Google to Reward Sites With HTTPS Security
- According to Forbes, Google announced Wednesday that it will begin rewarding sites with HTTPS security by ranking them higher in its search results.
- For the past few months, the company has experimented by “taking into account whether sites use secure, encrypted connections as a signal in our search ranking algorithms,” and according to a post on its blog, has seen positive results.
- For now, HTTPS is just a “lightweight signal that will affect “fewer than 1% of global queries and carrying less weight than other signals such as high-quality content.” But that could change over time as Google strives to “encourage all website owners to switch from HTTP to HTTPS to keep everyone safe on the web.”
Hackers Steal 1.2 Billion Passwords
- According to the New York Times, a Russian crime ring has amassed the largest known collection of stolen Internet credentials, including 1.2 billion user name and password combinations and more than 500 million email addresses.
- The records, discovered by Hold Security, a firm in Milwaukee, include confidential material gathered from 420,000 websites, including household names, and small Internet sites.
- Hold Security would not name the victims, citing nondisclosure agreements and a reluctance to name companies whose sites remained vulnerable.
Obama to sign cellphone unlocking legislation

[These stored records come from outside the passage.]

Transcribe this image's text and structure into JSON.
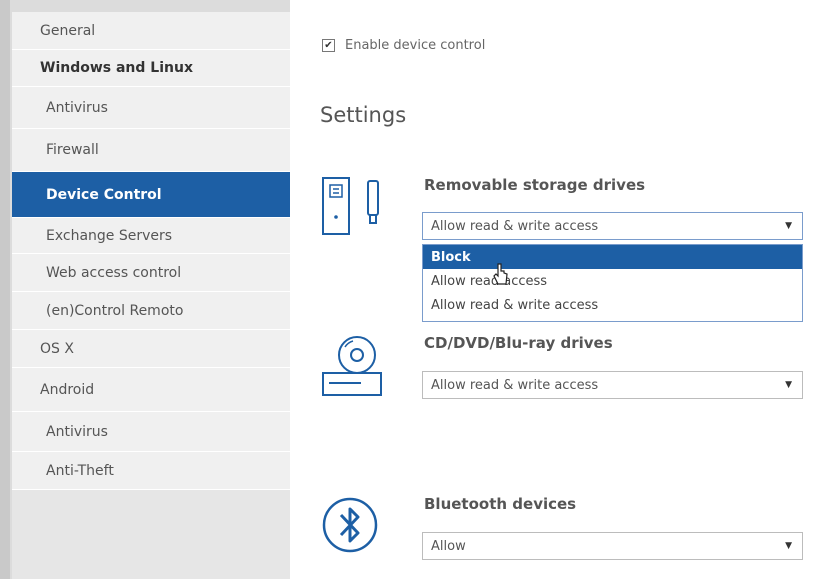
{
  "sidebar": {
    "items": [
      {
        "label": "General"
      },
      {
        "label": "Windows and Linux"
      },
      {
        "label": "Antivirus"
      },
      {
        "label": "Firewall"
      },
      {
        "label": "Device Control"
      },
      {
        "label": "Exchange Servers"
      },
      {
        "label": "Web access control"
      },
      {
        "label": "(en)Control Remoto"
      },
      {
        "label": "OS X"
      },
      {
        "label": "Android"
      },
      {
        "label": "Antivirus"
      },
      {
        "label": "Anti-Theft"
      }
    ]
  },
  "main": {
    "enable_label": "Enable device control",
    "settings_title": "Settings",
    "removable": {
      "label": "Removable storage drives",
      "value": "Allow read & write access",
      "options": [
        "Block",
        "Allow read access",
        "Allow read & write access"
      ]
    },
    "cd": {
      "label": "CD/DVD/Blu-ray drives",
      "value": "Allow read & write access"
    },
    "bluetooth": {
      "label": "Bluetooth devices",
      "value": "Allow"
    }
  },
  "icons": {
    "arrow": "▼",
    "check": "✔"
  },
  "colors": {
    "accent": "#1d5fa5"
  }
}
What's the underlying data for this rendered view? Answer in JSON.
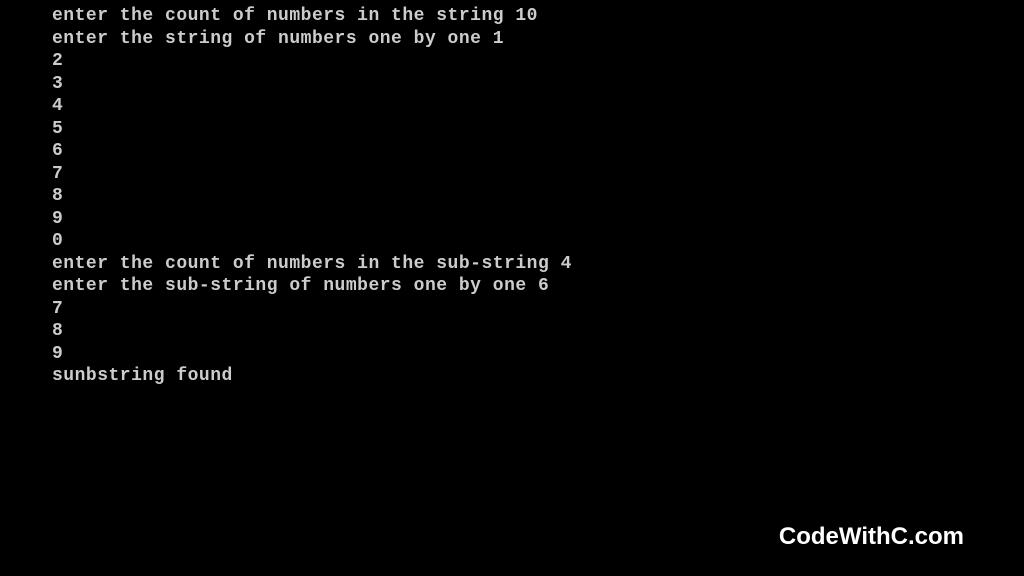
{
  "terminal": {
    "lines": [
      "enter the count of numbers in the string 10",
      "enter the string of numbers one by one 1",
      "2",
      "3",
      "4",
      "5",
      "6",
      "7",
      "8",
      "9",
      "0",
      "enter the count of numbers in the sub-string 4",
      "enter the sub-string of numbers one by one 6",
      "7",
      "8",
      "9",
      "sunbstring found"
    ]
  },
  "watermark": "CodeWithC.com"
}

- According to Politico, President Barack Obama pledged Friday to sign a bill passed by the House and Senate to legalize cellphone unlocking, in a rare example of tech policy advancing in Washington.
- The House passed the legislation just hours earlier, and the Senate approved the measure last week. The bill reverses a Library of Congress decision that made it illegal for cellphone users to unlock their devices to be used on other networks.
- Cellphone unlocking — the act of changing settings on a mobile device so it can be used on a different wireless network — was legal until the Library of Congress declared it copyright infringement in 2012.